We understand that not every baby is the same and that well publicised strict routine and controlled crying techniques may not work for your child. Our techniques are adapted and tailored to each individual baby, personalising the service, working with you, to help your child sleep – relieving the pressures of being a new parent.
The Baby to Bed techniques are specifically designed around fulfilling Maslow’s Hierarchy Of Needs. We concentrate on four fundamental requirements: Physical, Intellectual Emotional & Social. When combined together, these four components will help create a healthy, balanced baby that will be well rested and happy.
Good hygiene, exercise, a balanced diet and a warm, safe environment are all essential for your baby’s wellbeing. Physical development begins with the head then moves on to other parts of the body. From primitive reflex movements in the first few months to a baby’s first steps, your child’s physical development is extremely rapid within their first year of life.
Your baby’s emotional development will expand vastly over their first few months – from quiet observation to active participation, everything in their world will suddenly become of interest. Building on your newly gained parent-to-child emotional connections and feelings of trust, your baby’s emotional range will grow and span from expressions of joy to (unfortunately, but inevitable) temper tantrums.

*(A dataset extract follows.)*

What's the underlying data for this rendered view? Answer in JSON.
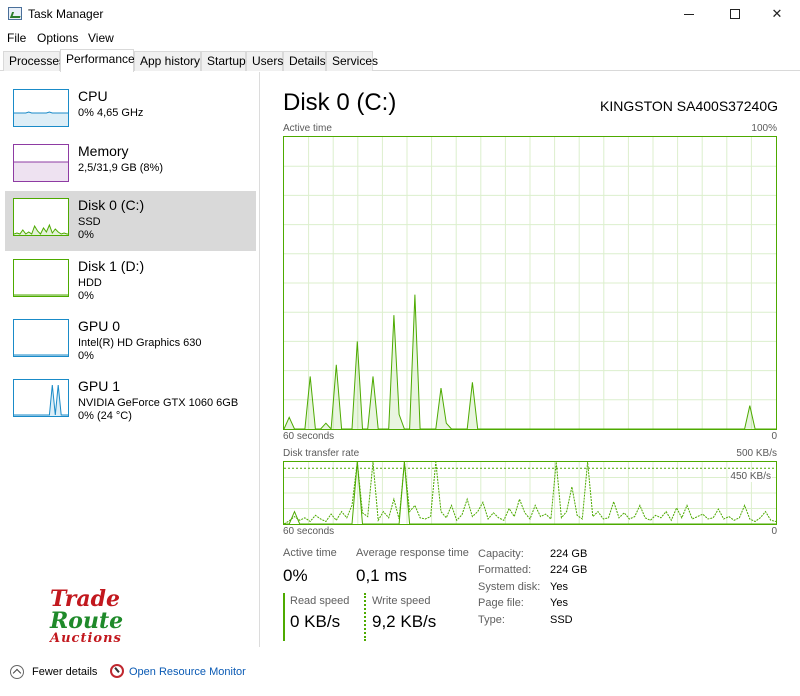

We concentrate on the various aspects of how your baby learns and develops their sense of awareness. The security given to your baby will provide them with the confidence to explore their environment – your baby needs to be mentally stimulated and challenged through a variety of different mediums such as toys and picture books. In order to solidify foundations of trust, reliable strong role models are essential.
The boundaries of ‘Social’ and ‘Emotional’ requirements are closely aligned. As your baby ages and their waking hours increase, their social and emotional range rapidly develops. Person to person interaction, exploring of their environment and a heightened level of interest in their surroundings, including reaction to ambient sounds are all fundamental principles of social development.